- January 14 - Alabama Governor George Wallace delivers his "segregation now, segregation forever" inaugural speech, penned by Asa Carter, the founder of a KKK terrorist organization.
- April 12 – Martin Luther King, Jr., Ralph Abernathy, Fred Shuttlesworth and others are arrested in a Birmingham, Alabama protest for "parading without a permit".
- April 16 - Martin Luther King, Jr. issues his Letter from Birmingham Jail.
- May 2 - Thousands of African Americans, many of them children, are arrested while protesting segregation in Birmingham, Alabama. Public Safety Commissioner Eugene “Bull” Connor unleashes fire hoses and police dogs on the demonstrators.
- June 12 - Alabama Governor George Wallace stands in the door of the University of Alabama to protest against integration, before stepping aside and allowing African Americans James Hood and Vivian Malone to enroll.
- President John F. Kennedy broadcasts a historic Civil Rights Address, in which he promises a Civil Rights Bill, and asks for "the kind of equality of treatment that we would want for ourselves."
- June 12 - Medgar Evers, an NAACP worker in Mississippi, is murdered by white supremacist Byron de la Beckwith.
- August 18 – James Meredith becomes the first black person to graduate from the University of Mississippi.

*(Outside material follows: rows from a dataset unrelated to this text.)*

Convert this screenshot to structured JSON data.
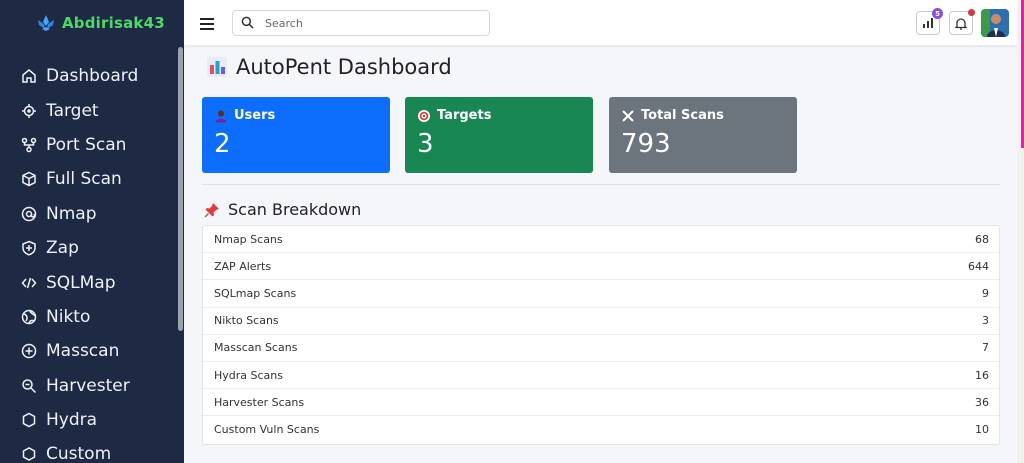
{
  "brand": {
    "name": "Abdirisak43"
  },
  "sidebar": {
    "items": [
      {
        "label": "Dashboard",
        "icon": "home-icon"
      },
      {
        "label": "Target",
        "icon": "crosshair-icon"
      },
      {
        "label": "Port Scan",
        "icon": "network-icon"
      },
      {
        "label": "Full Scan",
        "icon": "box-icon"
      },
      {
        "label": "Nmap",
        "icon": "at-icon"
      },
      {
        "label": "Zap",
        "icon": "shield-icon"
      },
      {
        "label": "SQLMap",
        "icon": "code-icon"
      },
      {
        "label": "Nikto",
        "icon": "globe-icon"
      },
      {
        "label": "Masscan",
        "icon": "plus-circle-icon"
      },
      {
        "label": "Harvester",
        "icon": "search-icon"
      },
      {
        "label": "Hydra",
        "icon": "hexagon-icon"
      },
      {
        "label": "Custom",
        "icon": "db-icon"
      }
    ]
  },
  "topbar": {
    "search_placeholder": "Search",
    "stats_badge": "5"
  },
  "main": {
    "title": "AutoPent Dashboard",
    "cards": [
      {
        "label": "Users",
        "value": "2",
        "color": "#0d6efd",
        "icon": "user-icon"
      },
      {
        "label": "Targets",
        "value": "3",
        "color": "#198754",
        "icon": "target-icon"
      },
      {
        "label": "Total Scans",
        "value": "793",
        "color": "#6c757d",
        "icon": "tools-icon"
      }
    ],
    "breakdown_title": "Scan Breakdown",
    "breakdown": [
      {
        "name": "Nmap Scans",
        "count": "68"
      },
      {
        "name": "ZAP Alerts",
        "count": "644"
      },
      {
        "name": "SQLmap Scans",
        "count": "9"
      },
      {
        "name": "Nikto Scans",
        "count": "3"
      },
      {
        "name": "Masscan Scans",
        "count": "7"
      },
      {
        "name": "Hydra Scans",
        "count": "16"
      },
      {
        "name": "Harvester Scans",
        "count": "36"
      },
      {
        "name": "Custom Vuln Scans",
        "count": "10"
      }
    ]
  },
  "colors": {
    "sidebar_bg": "#1e2a44",
    "brand": "#4cd964",
    "accent": "#e91ea0"
  }
}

- August 28 - Martin Luther King, Jr., delivers his "I have a dream" speech on the steps of the Lincoln Memorial to the 250,000 people gathered for the peaceful March on Washington.
- September 15 - The Sixteenth Street Baptist Church in Birmingham is bombed by the KKK. Four African American girls die in the blast, sparking armed conflict between blacks and whites. Although bombings of black churches had been occurring throughout the Deep South and particularly in Birmingham since 1948, this tragic event galvanizes the Civil Rights Movement.
Thursday, August 29, 2013
The Nightmares Of Yesterday
Yesterday’s commemoration of the historic March on Washington should be an eye-opening reminder or a remembrance of what it was like and the horrible things that happened in 1963. To that point, did anyone notice the absence of a Republican contingent neither current elected officials nor the two living Republican past Presidents. It is clear that they were invited but declined. Instead, it has been reported that the GOP held their own commemoration, which reminds me of “Separate but Equal” like it was in 1963.
A recap of the 1963:
With regard to the Republicans not in attendance I will say it is telling! I would argue that their mindset is similar to that mindset of 1963. Remember President 43 did not attend any of the yearly NAACP Meetings during his presidency. I will digress and say that I was wrong. There was one Republican present for the fiftieth anniversary. It was Abraham Lincoln. And that’s my Thought Provoking Perspective…